*** Extracted material

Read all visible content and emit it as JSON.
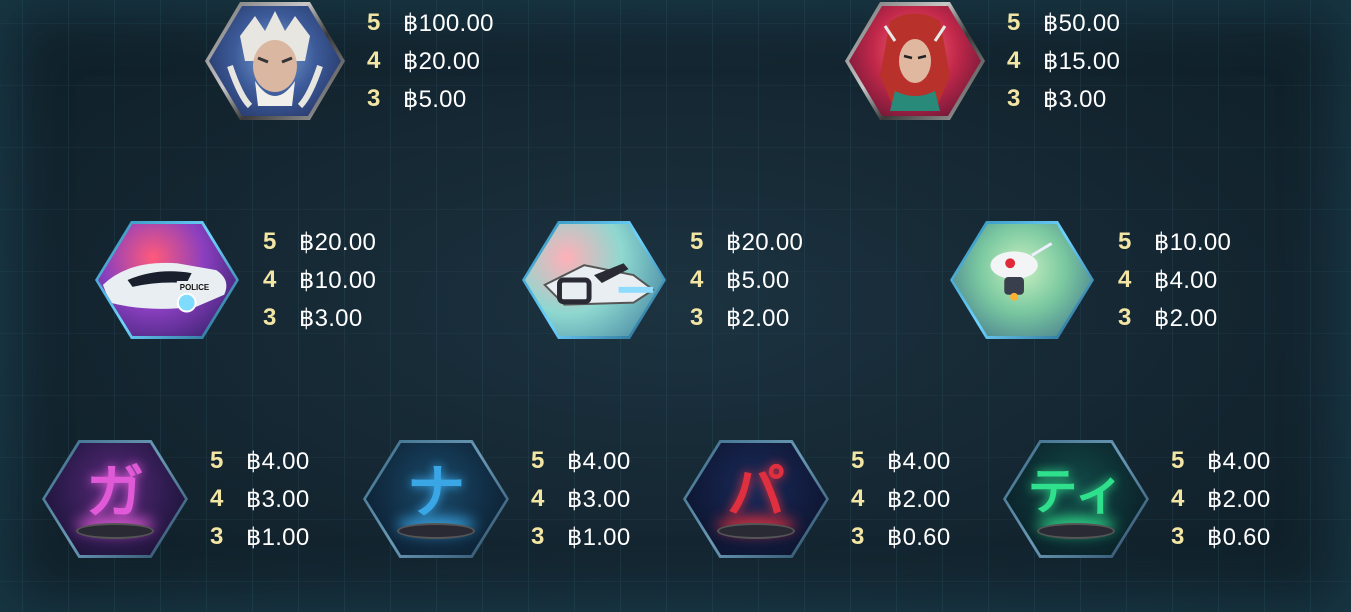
{
  "currency_symbol": "฿",
  "symbols": [
    {
      "id": "elder",
      "icon": "elder-warrior-icon",
      "pays": [
        {
          "count": "5",
          "amount": "฿100.00"
        },
        {
          "count": "4",
          "amount": "฿20.00"
        },
        {
          "count": "3",
          "amount": "฿5.00"
        }
      ]
    },
    {
      "id": "redhair",
      "icon": "red-haired-warrior-icon",
      "pays": [
        {
          "count": "5",
          "amount": "฿50.00"
        },
        {
          "count": "4",
          "amount": "฿15.00"
        },
        {
          "count": "3",
          "amount": "฿3.00"
        }
      ]
    },
    {
      "id": "police",
      "icon": "police-hovercar-icon",
      "police_label": "POLICE",
      "pays": [
        {
          "count": "5",
          "amount": "฿20.00"
        },
        {
          "count": "4",
          "amount": "฿10.00"
        },
        {
          "count": "3",
          "amount": "฿3.00"
        }
      ]
    },
    {
      "id": "bike",
      "icon": "hoverbike-icon",
      "pays": [
        {
          "count": "5",
          "amount": "฿20.00"
        },
        {
          "count": "4",
          "amount": "฿5.00"
        },
        {
          "count": "3",
          "amount": "฿2.00"
        }
      ]
    },
    {
      "id": "drone",
      "icon": "drone-icon",
      "pays": [
        {
          "count": "5",
          "amount": "฿10.00"
        },
        {
          "count": "4",
          "amount": "฿4.00"
        },
        {
          "count": "3",
          "amount": "฿2.00"
        }
      ]
    },
    {
      "id": "ga",
      "icon": "katakana-ga-icon",
      "glyph": "ガ",
      "color": "#e05ad8",
      "pays": [
        {
          "count": "5",
          "amount": "฿4.00"
        },
        {
          "count": "4",
          "amount": "฿3.00"
        },
        {
          "count": "3",
          "amount": "฿1.00"
        }
      ]
    },
    {
      "id": "na",
      "icon": "katakana-na-icon",
      "glyph": "ナ",
      "color": "#3aa6e6",
      "pays": [
        {
          "count": "5",
          "amount": "฿4.00"
        },
        {
          "count": "4",
          "amount": "฿3.00"
        },
        {
          "count": "3",
          "amount": "฿1.00"
        }
      ]
    },
    {
      "id": "pa",
      "icon": "katakana-pa-icon",
      "glyph": "パ",
      "color": "#e0303f",
      "pays": [
        {
          "count": "5",
          "amount": "฿4.00"
        },
        {
          "count": "4",
          "amount": "฿2.00"
        },
        {
          "count": "3",
          "amount": "฿0.60"
        }
      ]
    },
    {
      "id": "ti",
      "icon": "katakana-ti-icon",
      "glyph": "ティ",
      "color": "#2fe08d",
      "pays": [
        {
          "count": "5",
          "amount": "฿4.00"
        },
        {
          "count": "4",
          "amount": "฿2.00"
        },
        {
          "count": "3",
          "amount": "฿0.60"
        }
      ]
    }
  ]
}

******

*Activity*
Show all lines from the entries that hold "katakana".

*Your response*
      "icon": "katakana-ga-icon",
      "icon": "katakana-na-icon",
      "icon": "katakana-pa-icon",
      "icon": "katakana-ti-icon",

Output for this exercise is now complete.